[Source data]
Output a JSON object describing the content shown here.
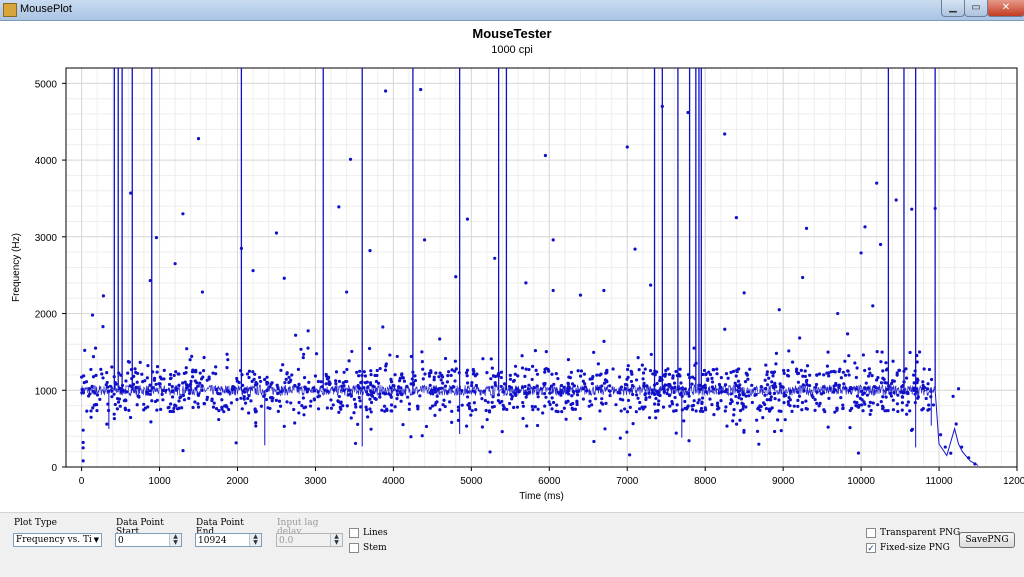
{
  "window": {
    "title": "MousePlot"
  },
  "chart_data": {
    "type": "scatter",
    "title": "MouseTester",
    "subtitle": "1000 cpi",
    "xlabel": "Time (ms)",
    "ylabel": "Frequency (Hz)",
    "xlim": [
      -200,
      12000
    ],
    "ylim": [
      0,
      5200
    ],
    "xticks": [
      0,
      1000,
      2000,
      3000,
      4000,
      5000,
      6000,
      7000,
      8000,
      9000,
      10000,
      11000,
      12000
    ],
    "yticks": [
      0,
      1000,
      2000,
      3000,
      4000,
      5000
    ],
    "grid": true,
    "series": [
      {
        "style": "line+points",
        "color": "#1010c8",
        "baseline": 1000,
        "spikes_x": [
          420,
          470,
          520,
          650,
          900,
          2050,
          3100,
          3600,
          4250,
          4850,
          5350,
          5450,
          7350,
          7450,
          7650,
          7800,
          7880,
          7920,
          7950,
          10350,
          10550,
          10700,
          10950
        ],
        "outliers": [
          [
            1500,
            4280
          ],
          [
            1300,
            3300
          ],
          [
            630,
            3570
          ],
          [
            3450,
            4010
          ],
          [
            3900,
            4900
          ],
          [
            4350,
            4920
          ],
          [
            3300,
            3390
          ],
          [
            5950,
            4060
          ],
          [
            7000,
            4170
          ],
          [
            7450,
            4700
          ],
          [
            7780,
            4620
          ],
          [
            8250,
            4340
          ],
          [
            10200,
            3700
          ],
          [
            10450,
            3480
          ],
          [
            4950,
            3230
          ],
          [
            8400,
            3250
          ],
          [
            9300,
            3110
          ],
          [
            10650,
            3360
          ],
          [
            10950,
            3370
          ],
          [
            2500,
            3050
          ],
          [
            2050,
            2850
          ],
          [
            3700,
            2820
          ],
          [
            6050,
            2960
          ],
          [
            7100,
            2840
          ],
          [
            960,
            2990
          ],
          [
            880,
            2430
          ],
          [
            9250,
            2470
          ],
          [
            2600,
            2460
          ],
          [
            4800,
            2480
          ],
          [
            6050,
            2300
          ],
          [
            8500,
            2270
          ],
          [
            1550,
            2280
          ],
          [
            140,
            1980
          ],
          [
            280,
            2230
          ],
          [
            3400,
            2280
          ],
          [
            5700,
            2400
          ],
          [
            6700,
            2300
          ],
          [
            9700,
            2000
          ],
          [
            10150,
            2100
          ],
          [
            10000,
            2790
          ],
          [
            10250,
            2900
          ],
          [
            10050,
            3130
          ],
          [
            1200,
            2650
          ],
          [
            2200,
            2560
          ],
          [
            4400,
            2960
          ],
          [
            5300,
            2720
          ],
          [
            6400,
            2240
          ],
          [
            7300,
            2370
          ],
          [
            8950,
            2050
          ]
        ]
      }
    ]
  },
  "controls": {
    "plot_type_label": "Plot Type",
    "plot_type_value": "Frequency vs. Ti",
    "start_label": "Data Point Start",
    "start_value": "0",
    "end_label": "Data Point End",
    "end_value": "10924",
    "lag_label": "Input lag delay",
    "lag_value": "0.0",
    "lines_label": "Lines",
    "stem_label": "Stem",
    "transparent_label": "Transparent PNG",
    "fixed_size_label": "Fixed-size PNG",
    "save_label": "SavePNG",
    "lines_checked": false,
    "stem_checked": false,
    "transparent_checked": false,
    "fixed_size_checked": true
  }
}
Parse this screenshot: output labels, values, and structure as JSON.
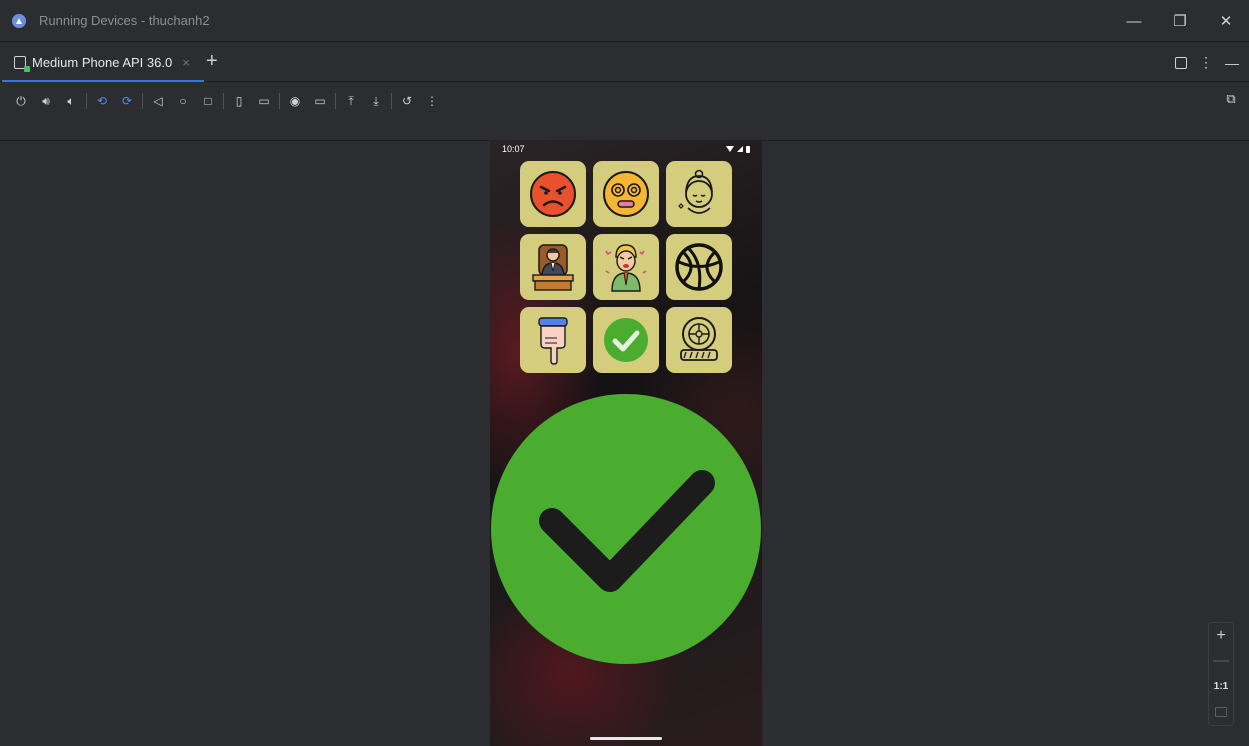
{
  "window": {
    "title": "Running Devices - thuchanh2",
    "minimize": "—",
    "restore": "❐",
    "close": "✕"
  },
  "tabs": [
    {
      "label": "Medium Phone API 36.0",
      "close": "×",
      "active": true
    }
  ],
  "tab_add": "+",
  "tab_actions": {
    "more": "⋮",
    "hide": "—"
  },
  "toolbar": {
    "power": "⏻",
    "volume_up": "🔊︎",
    "volume_down": "🔈︎",
    "rotate_left": "⟲",
    "rotate_right": "⟳",
    "back": "◁",
    "home": "○",
    "overview": "□",
    "screenshot": "◉",
    "record": "▭",
    "upload": "⤒",
    "download": "⤓",
    "reset": "↺",
    "more": "⋮"
  },
  "device": {
    "time": "10:07",
    "tiles": [
      {
        "name": "angry-face-icon"
      },
      {
        "name": "dizzy-face-icon"
      },
      {
        "name": "relaxed-woman-icon"
      },
      {
        "name": "boss-at-desk-icon"
      },
      {
        "name": "angry-man-icon"
      },
      {
        "name": "basketball-icon"
      },
      {
        "name": "pointing-hand-icon"
      },
      {
        "name": "check-icon"
      },
      {
        "name": "tire-icon"
      }
    ],
    "selected_result": "check-icon",
    "colors": {
      "tile": "#d4cd7d",
      "check_green": "#4aad2f",
      "angry_red": "#e8502e"
    }
  },
  "zoom": {
    "in": "+",
    "out": "—",
    "actual": "1:1"
  }
}
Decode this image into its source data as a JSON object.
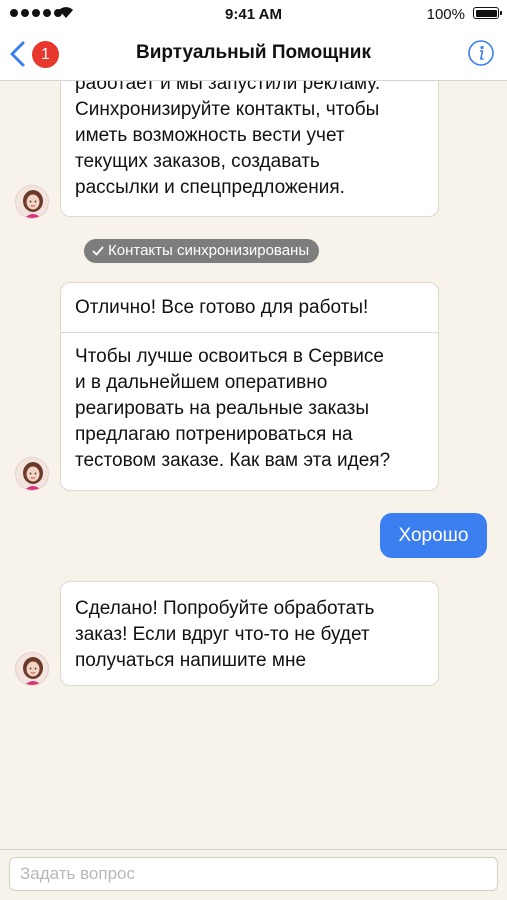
{
  "status_bar": {
    "time": "9:41 AM",
    "battery": "100%",
    "battery_level": 1.0
  },
  "nav": {
    "badge": "1",
    "title": "Виртуальный Помощник",
    "back_icon": "chevron-left-icon",
    "info_icon": "info-icon",
    "accent_color": "#3b7ef0",
    "badge_color": "#e8372c"
  },
  "messages": {
    "m1": {
      "lines": [
        "работает и мы запустили рекламу.",
        "Синхронизируйте контакты, чтобы",
        "иметь возможность вести учет",
        "текущих заказов, создавать",
        "рассылки и спецпредложения."
      ]
    },
    "system": {
      "text": "Контакты синхронизированы"
    },
    "m2": {
      "header": "Отлично! Все готово для работы!",
      "lines": [
        "Чтобы лучше освоиться в Сервисе",
        "и в дальнейшем оперативно",
        "реагировать на реальные заказы",
        "предлагаю потренироваться на",
        "тестовом заказе. Как вам эта идея?"
      ]
    },
    "user": {
      "text": "Хорошо"
    },
    "m3": {
      "lines": [
        "Сделано! Попробуйте обработать",
        "заказ! Если вдруг что-то не будет",
        "получаться напишите мне"
      ]
    }
  },
  "input": {
    "placeholder": "Задать вопрос",
    "value": ""
  }
}
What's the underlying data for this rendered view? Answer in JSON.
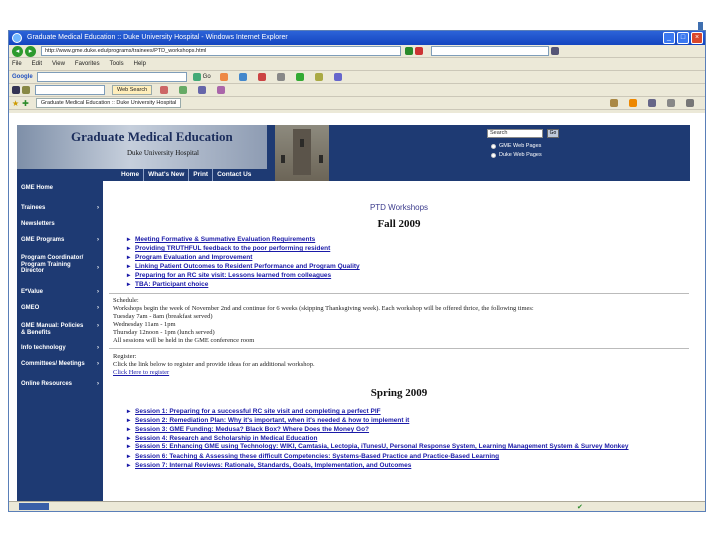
{
  "browser": {
    "title": "Graduate Medical Education :: Duke University Hospital - Windows Internet Explorer",
    "address": "http://www.gme.duke.edu/programs/trainees/PTD_workshops.html",
    "tab_label": "Graduate Medical Education :: Duke University Hospital",
    "toolbar_search_placeholder": "Web Search",
    "google_label": "Google",
    "menu": [
      "File",
      "Edit",
      "View",
      "Favorites",
      "Tools",
      "Help"
    ]
  },
  "site": {
    "title": "Graduate Medical Education",
    "subtitle": "Duke University Hospital",
    "nav": [
      "Home",
      "What's New",
      "Print",
      "Contact Us"
    ],
    "search_value": "Search",
    "go_label": "Go",
    "radio_1": "GME Web Pages",
    "radio_2": "Duke Web Pages"
  },
  "sidebar": {
    "items": [
      {
        "label": "GME Home"
      },
      {
        "label": "Trainees"
      },
      {
        "label": "Newsletters"
      },
      {
        "label": "GME Programs"
      },
      {
        "label": "Program Coordinator/ Program Training Director"
      },
      {
        "label": "E*Value"
      },
      {
        "label": "GMEO"
      },
      {
        "label": "GME Manual: Policies & Benefits"
      },
      {
        "label": "Info technology"
      },
      {
        "label": "Committees/ Meetings"
      },
      {
        "label": "Online Resources"
      }
    ]
  },
  "main": {
    "page_heading": "PTD Workshops",
    "fall_heading": "Fall 2009",
    "fall_items": [
      "Meeting Formative & Summative Evaluation Requirements",
      "Providing TRUTHFUL feedback to the poor performing resident",
      "Program Evaluation and Improvement",
      "Linking Patient Outcomes to Resident Performance and Program Quality",
      "Preparing for an RC site visit: Lessons learned from colleagues",
      "TBA: Participant choice"
    ],
    "schedule_lines": [
      "Schedule:",
      "Workshops begin the week of November 2nd and continue for 6 weeks (skipping Thanksgiving week). Each workshop will be offered thrice, the following times:",
      "Tuesday 7am - 8am (breakfast served)",
      "Wednesday 11am - 1pm",
      "Thursday 12noon - 1pm (lunch served)",
      "All sessions will be held in the GME conference room"
    ],
    "register_lines": [
      "Register:",
      "Click the link below to register and provide ideas for an additional workshop."
    ],
    "register_link": "Click Here to register",
    "spring_heading": "Spring 2009",
    "spring_items": [
      "Session 1: Preparing for a successful RC site visit and completing a perfect PIF",
      "Session 2: Remediation Plan: Why it's important, when it's needed & how to implement it",
      "Session 3: GME Funding: Medusa? Black Box? Where Does the Money Go?",
      "Session 4: Research and Scholarship in Medical Education",
      "Session 5: Enhancing GME using Technology: WIKI, Camtasia, Lectopia, iTunesU, Personal Response System, Learning Management System & Survey Monkey",
      "Session 6: Teaching & Assessing these difficult Competencies: Systems-Based Practice and Practice-Based Learning",
      "Session 7: Internal Reviews: Rationale, Standards, Goals, Implementation, and Outcomes"
    ]
  },
  "colors": {
    "site_navy": "#1e3a73",
    "link_blue": "#1a1aa8",
    "ie_titlebar": "#1445c0"
  }
}
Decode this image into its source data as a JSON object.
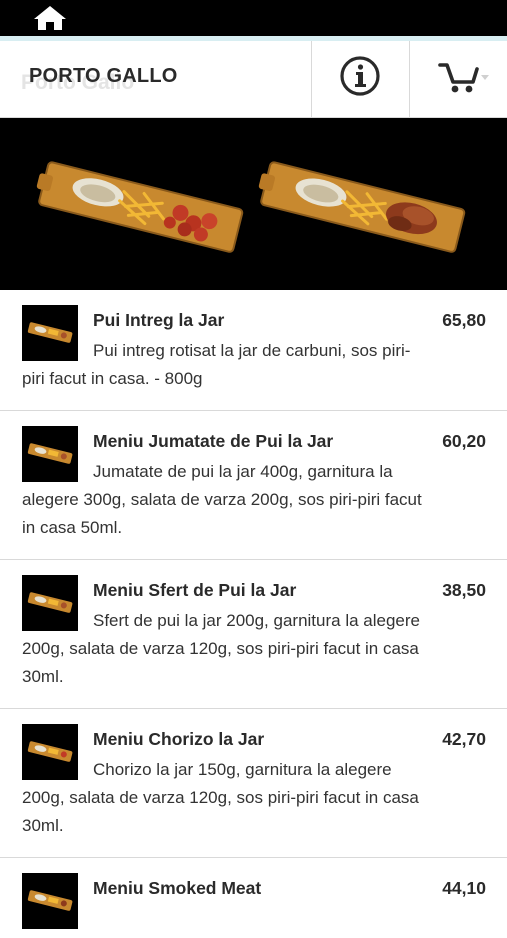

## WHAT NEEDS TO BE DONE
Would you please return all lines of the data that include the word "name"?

## WRITTEN REPLY
        "name": "angry-face-icon"
        "name": "dizzy-face-icon"
        "name": "relaxed-woman-icon"
        "name": "boss-at-desk-icon"
        "name": "angry-man-icon"
        "name": "basketball-icon"
        "name": "pointing-hand-icon"
        "name": "check-icon"
        "name": "tire-icon"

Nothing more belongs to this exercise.